### WORK ITEM
Look for the word "JSON" in the entries and copy each line where it appears.

### INPUT DATA
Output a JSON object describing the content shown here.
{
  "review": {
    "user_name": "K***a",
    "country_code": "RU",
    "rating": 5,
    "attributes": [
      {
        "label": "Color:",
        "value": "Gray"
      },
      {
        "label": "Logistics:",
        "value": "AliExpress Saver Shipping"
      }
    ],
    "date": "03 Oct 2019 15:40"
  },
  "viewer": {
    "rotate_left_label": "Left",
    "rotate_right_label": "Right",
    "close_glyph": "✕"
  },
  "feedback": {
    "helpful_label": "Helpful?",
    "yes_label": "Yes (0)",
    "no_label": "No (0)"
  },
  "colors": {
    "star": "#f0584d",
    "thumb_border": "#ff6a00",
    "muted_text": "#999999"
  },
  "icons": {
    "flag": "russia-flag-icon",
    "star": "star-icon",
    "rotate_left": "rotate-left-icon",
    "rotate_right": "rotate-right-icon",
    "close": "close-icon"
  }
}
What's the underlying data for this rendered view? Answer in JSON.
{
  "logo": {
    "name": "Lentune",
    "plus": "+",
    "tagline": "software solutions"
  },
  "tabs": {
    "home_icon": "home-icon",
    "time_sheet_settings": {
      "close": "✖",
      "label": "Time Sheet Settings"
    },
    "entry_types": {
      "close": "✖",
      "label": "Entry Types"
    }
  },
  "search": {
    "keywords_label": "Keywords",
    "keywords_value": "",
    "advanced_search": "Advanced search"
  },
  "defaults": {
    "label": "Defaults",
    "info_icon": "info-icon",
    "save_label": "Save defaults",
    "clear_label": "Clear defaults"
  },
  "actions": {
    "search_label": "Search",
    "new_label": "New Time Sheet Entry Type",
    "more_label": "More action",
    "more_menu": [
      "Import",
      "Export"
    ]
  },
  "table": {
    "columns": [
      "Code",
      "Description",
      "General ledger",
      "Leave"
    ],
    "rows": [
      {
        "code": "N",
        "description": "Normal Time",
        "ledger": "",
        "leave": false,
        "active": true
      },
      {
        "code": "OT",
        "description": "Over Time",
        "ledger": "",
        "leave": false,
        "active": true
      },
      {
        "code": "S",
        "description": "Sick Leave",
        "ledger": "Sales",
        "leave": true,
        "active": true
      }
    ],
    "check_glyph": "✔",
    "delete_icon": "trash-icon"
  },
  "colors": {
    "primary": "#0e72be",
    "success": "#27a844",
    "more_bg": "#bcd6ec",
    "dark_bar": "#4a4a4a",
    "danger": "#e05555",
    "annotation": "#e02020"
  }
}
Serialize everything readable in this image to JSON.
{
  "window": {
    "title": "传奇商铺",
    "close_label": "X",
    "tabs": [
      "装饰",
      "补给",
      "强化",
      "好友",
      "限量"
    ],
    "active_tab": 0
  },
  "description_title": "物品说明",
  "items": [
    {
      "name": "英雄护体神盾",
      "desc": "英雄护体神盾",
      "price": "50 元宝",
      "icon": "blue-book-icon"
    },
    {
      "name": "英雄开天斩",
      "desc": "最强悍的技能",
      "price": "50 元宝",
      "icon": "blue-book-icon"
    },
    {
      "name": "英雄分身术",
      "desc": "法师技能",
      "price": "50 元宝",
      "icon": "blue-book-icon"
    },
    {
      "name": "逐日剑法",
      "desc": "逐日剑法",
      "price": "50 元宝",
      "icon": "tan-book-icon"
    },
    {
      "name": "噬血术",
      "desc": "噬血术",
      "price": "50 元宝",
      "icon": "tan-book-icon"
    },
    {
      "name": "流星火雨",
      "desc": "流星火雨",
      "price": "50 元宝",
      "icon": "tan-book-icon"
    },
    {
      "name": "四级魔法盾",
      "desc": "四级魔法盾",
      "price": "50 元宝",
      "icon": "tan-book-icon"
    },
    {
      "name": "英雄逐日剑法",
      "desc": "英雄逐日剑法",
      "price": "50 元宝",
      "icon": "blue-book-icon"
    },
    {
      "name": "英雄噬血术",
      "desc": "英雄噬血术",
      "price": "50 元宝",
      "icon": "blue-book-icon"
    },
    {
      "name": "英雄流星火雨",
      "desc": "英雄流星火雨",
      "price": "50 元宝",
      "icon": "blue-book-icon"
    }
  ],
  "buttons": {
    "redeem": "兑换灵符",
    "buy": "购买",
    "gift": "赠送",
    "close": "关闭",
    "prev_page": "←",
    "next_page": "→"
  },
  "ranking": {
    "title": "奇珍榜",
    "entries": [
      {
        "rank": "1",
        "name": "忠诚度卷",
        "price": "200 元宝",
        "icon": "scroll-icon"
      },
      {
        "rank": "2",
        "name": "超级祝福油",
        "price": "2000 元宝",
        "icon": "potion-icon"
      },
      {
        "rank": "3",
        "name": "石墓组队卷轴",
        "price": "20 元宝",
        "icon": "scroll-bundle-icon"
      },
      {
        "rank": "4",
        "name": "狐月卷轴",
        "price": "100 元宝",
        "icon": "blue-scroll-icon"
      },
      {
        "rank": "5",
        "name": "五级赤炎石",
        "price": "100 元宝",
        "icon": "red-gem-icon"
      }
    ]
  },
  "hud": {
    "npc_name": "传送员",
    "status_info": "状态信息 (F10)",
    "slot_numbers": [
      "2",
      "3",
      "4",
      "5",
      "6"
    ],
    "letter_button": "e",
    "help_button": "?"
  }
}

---

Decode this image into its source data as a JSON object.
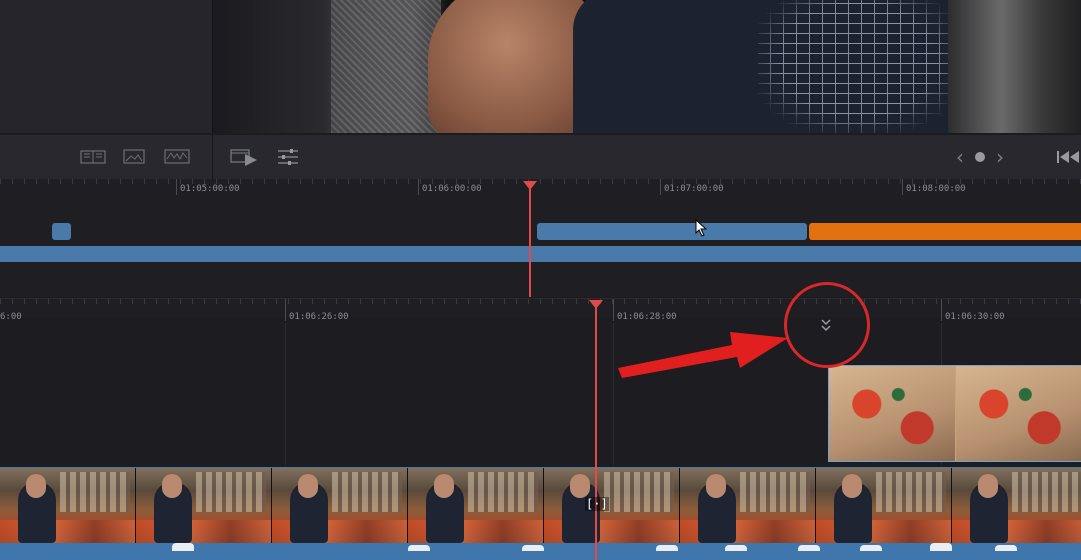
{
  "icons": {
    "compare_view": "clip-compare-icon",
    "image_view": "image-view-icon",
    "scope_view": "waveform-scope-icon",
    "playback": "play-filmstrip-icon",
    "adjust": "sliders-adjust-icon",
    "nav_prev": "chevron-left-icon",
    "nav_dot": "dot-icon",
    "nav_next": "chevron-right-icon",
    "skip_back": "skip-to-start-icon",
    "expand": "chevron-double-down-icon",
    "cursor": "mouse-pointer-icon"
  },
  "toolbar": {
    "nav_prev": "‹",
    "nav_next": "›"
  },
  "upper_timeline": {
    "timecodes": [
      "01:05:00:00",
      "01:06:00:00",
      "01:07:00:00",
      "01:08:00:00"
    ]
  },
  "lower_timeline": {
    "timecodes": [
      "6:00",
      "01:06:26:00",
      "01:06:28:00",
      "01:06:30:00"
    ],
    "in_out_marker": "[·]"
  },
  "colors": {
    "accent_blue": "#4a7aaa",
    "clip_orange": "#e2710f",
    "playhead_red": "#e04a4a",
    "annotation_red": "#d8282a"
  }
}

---

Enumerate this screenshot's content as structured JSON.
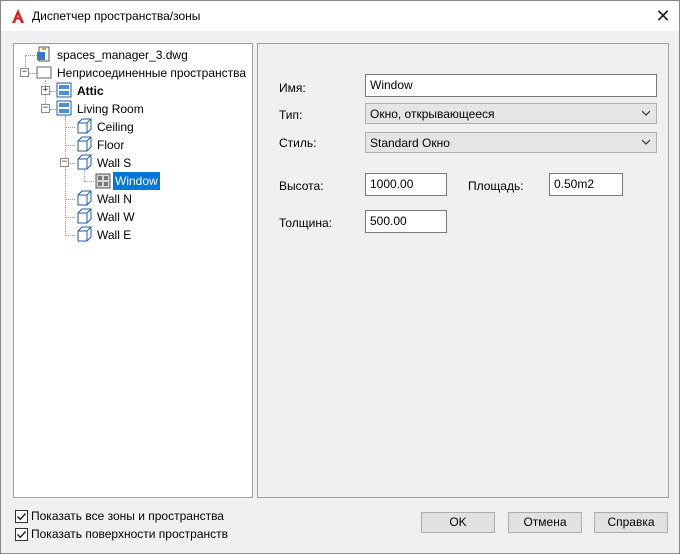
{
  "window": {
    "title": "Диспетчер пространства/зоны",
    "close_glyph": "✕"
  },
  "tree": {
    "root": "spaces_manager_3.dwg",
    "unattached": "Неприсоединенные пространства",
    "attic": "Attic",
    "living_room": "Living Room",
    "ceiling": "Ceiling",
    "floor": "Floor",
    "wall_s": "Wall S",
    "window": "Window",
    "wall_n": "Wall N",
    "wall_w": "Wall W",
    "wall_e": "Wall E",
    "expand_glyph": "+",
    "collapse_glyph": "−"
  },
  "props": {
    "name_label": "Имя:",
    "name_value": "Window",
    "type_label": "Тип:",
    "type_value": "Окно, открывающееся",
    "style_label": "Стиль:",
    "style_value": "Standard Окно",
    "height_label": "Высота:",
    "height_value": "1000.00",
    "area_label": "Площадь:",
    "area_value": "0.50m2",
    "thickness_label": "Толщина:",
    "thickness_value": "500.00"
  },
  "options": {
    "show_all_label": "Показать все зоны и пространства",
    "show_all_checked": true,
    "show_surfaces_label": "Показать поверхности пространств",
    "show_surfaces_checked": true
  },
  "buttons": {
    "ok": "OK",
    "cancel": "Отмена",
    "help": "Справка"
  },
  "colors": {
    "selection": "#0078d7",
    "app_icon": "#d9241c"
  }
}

### ANSWER
Output a JSON object describing the content shown here.
What's the underlying data for this rendered view? Answer in JSON.
Serialize everything readable in this image to JSON.
Decode this image into its source data as a JSON object.
Enumerate this screenshot's content as structured JSON.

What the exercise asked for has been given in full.